_Problem to work on_.
The reply should consist of every entry, repeated exactly.

_Records shown_.

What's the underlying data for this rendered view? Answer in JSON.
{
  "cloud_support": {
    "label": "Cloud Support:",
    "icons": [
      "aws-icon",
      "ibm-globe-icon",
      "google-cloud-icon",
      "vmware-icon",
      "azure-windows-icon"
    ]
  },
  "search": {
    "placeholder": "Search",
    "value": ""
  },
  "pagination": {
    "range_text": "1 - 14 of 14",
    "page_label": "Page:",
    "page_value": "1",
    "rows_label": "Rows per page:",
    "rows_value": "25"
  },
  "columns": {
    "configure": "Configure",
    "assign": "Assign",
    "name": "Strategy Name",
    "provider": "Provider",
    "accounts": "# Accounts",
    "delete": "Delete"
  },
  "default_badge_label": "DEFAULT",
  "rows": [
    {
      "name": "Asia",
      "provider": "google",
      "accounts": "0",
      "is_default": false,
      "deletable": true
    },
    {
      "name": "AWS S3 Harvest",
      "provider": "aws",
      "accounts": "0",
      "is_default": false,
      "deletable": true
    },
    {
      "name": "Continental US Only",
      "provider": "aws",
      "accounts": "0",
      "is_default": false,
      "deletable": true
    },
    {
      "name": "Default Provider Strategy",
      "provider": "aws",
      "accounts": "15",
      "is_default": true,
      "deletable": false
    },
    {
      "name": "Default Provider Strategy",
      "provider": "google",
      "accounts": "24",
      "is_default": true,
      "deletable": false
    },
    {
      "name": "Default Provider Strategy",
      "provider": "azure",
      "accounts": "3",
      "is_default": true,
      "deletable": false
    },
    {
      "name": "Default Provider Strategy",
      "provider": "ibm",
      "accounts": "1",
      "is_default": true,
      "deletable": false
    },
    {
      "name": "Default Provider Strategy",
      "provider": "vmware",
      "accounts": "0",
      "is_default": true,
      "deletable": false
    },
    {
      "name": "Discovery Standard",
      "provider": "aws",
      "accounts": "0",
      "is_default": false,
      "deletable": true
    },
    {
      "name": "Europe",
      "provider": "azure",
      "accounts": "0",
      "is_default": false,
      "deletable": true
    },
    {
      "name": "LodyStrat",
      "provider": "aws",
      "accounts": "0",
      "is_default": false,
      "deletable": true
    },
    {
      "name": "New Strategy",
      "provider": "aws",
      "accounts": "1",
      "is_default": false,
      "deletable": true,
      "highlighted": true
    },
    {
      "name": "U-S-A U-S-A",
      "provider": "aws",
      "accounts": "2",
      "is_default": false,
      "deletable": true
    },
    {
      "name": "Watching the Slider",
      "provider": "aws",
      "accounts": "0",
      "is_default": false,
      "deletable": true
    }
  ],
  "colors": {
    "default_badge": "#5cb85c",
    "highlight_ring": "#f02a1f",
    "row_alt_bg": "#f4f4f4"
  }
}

_Answer to this task_.
What's the underlying data for this rendered view? Answer in JSON.
{
  "cloud_support": {
    "label": "Cloud Support:",
    "icons": [
      "aws-icon",
      "ibm-globe-icon",
      "google-cloud-icon",
      "vmware-icon",
      "azure-windows-icon"
    ]
  },
  "search": {
    "placeholder": "Search",
    "value": ""
  },
  "pagination": {
    "range_text": "1 - 14 of 14",
    "page_label": "Page:",
    "page_value": "1",
    "rows_label": "Rows per page:",
    "rows_value": "25"
  },
  "columns": {
    "configure": "Configure",
    "assign": "Assign",
    "name": "Strategy Name",
    "provider": "Provider",
    "accounts": "# Accounts",
    "delete": "Delete"
  },
  "default_badge_label": "DEFAULT",
  "rows": [
    {
      "name": "Asia",
      "provider": "google",
      "accounts": "0",
      "is_default": false,
      "deletable": true
    },
    {
      "name": "AWS S3 Harvest",
      "provider": "aws",
      "accounts": "0",
      "is_default": false,
      "deletable": true
    },
    {
      "name": "Continental US Only",
      "provider": "aws",
      "accounts": "0",
      "is_default": false,
      "deletable": true
    },
    {
      "name": "Default Provider Strategy",
      "provider": "aws",
      "accounts": "15",
      "is_default": true,
      "deletable": false
    },
    {
      "name": "Default Provider Strategy",
      "provider": "google",
      "accounts": "24",
      "is_default": true,
      "deletable": false
    },
    {
      "name": "Default Provider Strategy",
      "provider": "azure",
      "accounts": "3",
      "is_default": true,
      "deletable": false
    },
    {
      "name": "Default Provider Strategy",
      "provider": "ibm",
      "accounts": "1",
      "is_default": true,
      "deletable": false
    },
    {
      "name": "Default Provider Strategy",
      "provider": "vmware",
      "accounts": "0",
      "is_default": true,
      "deletable": false
    },
    {
      "name": "Discovery Standard",
      "provider": "aws",
      "accounts": "0",
      "is_default": false,
      "deletable": true
    },
    {
      "name": "Europe",
      "provider": "azure",
      "accounts": "0",
      "is_default": false,
      "deletable": true
    },
    {
      "name": "LodyStrat",
      "provider": "aws",
      "accounts": "0",
      "is_default": false,
      "deletable": true
    },
    {
      "name": "New Strategy",
      "provider": "aws",
      "accounts": "1",
      "is_default": false,
      "deletable": true,
      "highlighted": true
    },
    {
      "name": "U-S-A U-S-A",
      "provider": "aws",
      "accounts": "2",
      "is_default": false,
      "deletable": true
    },
    {
      "name": "Watching the Slider",
      "provider": "aws",
      "accounts": "0",
      "is_default": false,
      "deletable": true
    }
  ],
  "colors": {
    "default_badge": "#5cb85c",
    "highlight_ring": "#f02a1f",
    "row_alt_bg": "#f4f4f4"
  }
}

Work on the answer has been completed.